For years, the vast network of community-based providers of disability services in the United States has faced an unrelenting crisis: significant shortages of direct support professionals, or DSPs. DSPs are the workers on the frontlines, ensuring that people with intellectual and developmental disabilities (I/DD) have the support needed to live in the community—rather than being warehoused in large, state-run institutions.
When it comes to addressing this longstanding crisis within the direct support workforce, we know there’s no silver-bullet solution. A range of solutions together will be needed if we are to guarantee that every person with I/DD in our country has access to the high-quality long-term supports and services they deserve.
However, there is one underlying challenge that, if addressed, would go a long way in ameliorating the crisis: access to more and more robust data. With more and better data, we would have a deeper understanding of the contours of the crisis. Meanwhile, community providers and their advocates would be better positioned to make the case for the investments needed to grow and sustain the direct support workforce. These two factors are what ultimately drives ANCOR to lead advocacy efforts around better data collection, such as through the establishment of a Standard Occupational Classification for DSPs by the U.S. Bureau of Labor Statistics.
Of course, we’re not entirely without data, and there are significant data collection efforts happening across the country. One such effort on which we regularly find ourselves relying is the Staff Stability Survey, a project of National Core Indicators (NCI). NCI’s Staff Stability Survey provides a range of insights about the workforce challenges we face, such as turnover rates, vacancy rates, tenure, median hourly wages and more.
As appreciative as we are to have data from NCI and other sources, we’ve long wondered: Given the challenges we’re all well aware of, what are providers doing in response?
That question led ANCOR to set out on an effort in February 2020 to query providers from within our membership and beyond about the real impacts of the direct support workforce crisis. We wondered things like:
Are providers discontinuing existing lines of service?
Are providers turning away new referrals?
Is high staff turnover making it difficult to achieve quality standards?
What are the financial costs of high turnover?
We couldn’t take the curiosity any longer—so we asked! We fielded a survey that posed a range of questions, hoping to receive at least 150 or so responses. We blew right past that goal and received a whopping 805 responses from provider organizations of all shapes and sizes and in every corner of our country.
The number of responses alone signaled to us that providers and advocates are thirsty for the data. For that reason, we developed a new issue brief, The State of America’s Direct Support Workforce. Published late last week, this new issue brief describes the broader challenges related to the direct support workforce crisis and shares the topline analysis of the data we collected.
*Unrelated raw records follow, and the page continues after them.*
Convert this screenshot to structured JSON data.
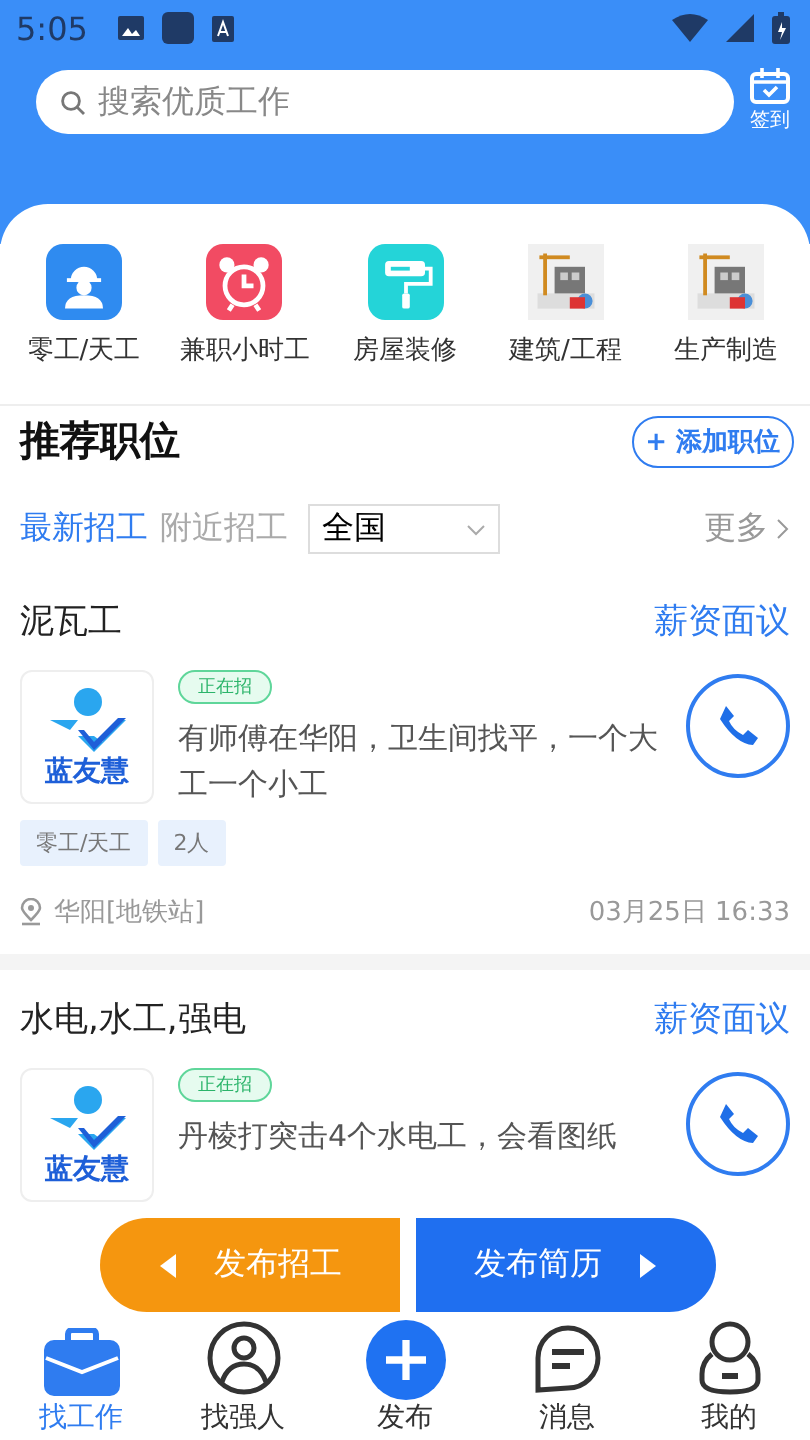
{
  "status_bar": {
    "time": "5:05"
  },
  "search": {
    "placeholder": "搜索优质工作"
  },
  "checkin": {
    "label": "签到"
  },
  "categories": [
    {
      "label": "零工/天工",
      "kind": "worker"
    },
    {
      "label": "兼职小时工",
      "kind": "clock"
    },
    {
      "label": "房屋装修",
      "kind": "roller"
    },
    {
      "label": "建筑/工程",
      "kind": "picture"
    },
    {
      "label": "生产制造",
      "kind": "picture"
    }
  ],
  "section": {
    "title": "推荐职位",
    "add_button": "+ 添加职位"
  },
  "filters": {
    "tabs": [
      {
        "label": "最新招工",
        "selected": true
      },
      {
        "label": "附近招工",
        "selected": false
      }
    ],
    "region": "全国",
    "more": "更多"
  },
  "jobs": [
    {
      "title": "泥瓦工",
      "salary": "薪资面议",
      "logo_text": "蓝友慧",
      "status": "正在招",
      "description": "有师傅在华阳，卫生间找平，一个大工一个小工",
      "tags": [
        "零工/天工",
        "2人"
      ],
      "location": "华阳[地铁站]",
      "time": "03月25日 16:33"
    },
    {
      "title": "水电,水工,强电",
      "salary": "薪资面议",
      "logo_text": "蓝友慧",
      "status": "正在招",
      "description": "丹棱打突击4个水电工，会看图纸"
    }
  ],
  "floating": {
    "left": "发布招工",
    "right": "发布简历"
  },
  "nav": [
    {
      "label": "找工作",
      "kind": "briefcase",
      "selected": true
    },
    {
      "label": "找强人",
      "kind": "person",
      "selected": false
    },
    {
      "label": "发布",
      "kind": "plus",
      "selected": false
    },
    {
      "label": "消息",
      "kind": "chat",
      "selected": false
    },
    {
      "label": "我的",
      "kind": "me",
      "selected": false
    }
  ]
}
Now, given that we knew there was a high level of demand for these data, you might be thinking to yourself, “why did ANCOR wait until May 2021 to release these insights?” The simple answer is this: we collected data for a five-week period starting in February 2020. If you do the math, you’ll quickly realize what happened at the end of the data collection window that derailed our best-laid plans. In fact, our 805th response was collected on Sunday, March 15, 2020—two days after ANCOR’s offices officially closed.
Of course, lockdown didn’t prevent ANCOR from continuing its advocacy on behalf of direct support professionals—to the contrary, it led us to triple-down on our efforts to support this essential workforce. However, we spent much of the pandemic recognizing that COVID-19 turned the workforce crisis on its head, and we realized that most providers could focus on little else besides the task immediately in front of them: keeping people with I/DD isolated from the coronavirus, but not from their communities.
Providers continue doing that important work to this day, but as the ups and downs of the pandemic continue, we realized two important facts. First, we could no longer afford to let these data go unpublished. Although the survey does not describe the impact of the pandemic on the DSP workforce, it does shed light on the precarious nature of the “old normal”—and explains why we simply cannot afford to go “back to normal” when this pandemic finally subsides.
Second, it illustrates that we now need more data—data which reflect the impact of COVID-19 on the workforce. For that reason, we have begin collecting responses to a follow-up survey, and we hope that you will not only complete the survey on behalf of your organization, but that you will also share it with other provider organizations in your network. Complete and share the 2021 DSP workforce crisis survey.
For all you do to advocate on behalf of the direct support workforce and the more than 1 million people with I/DD it supports, thank you. We couldn’t do it without you.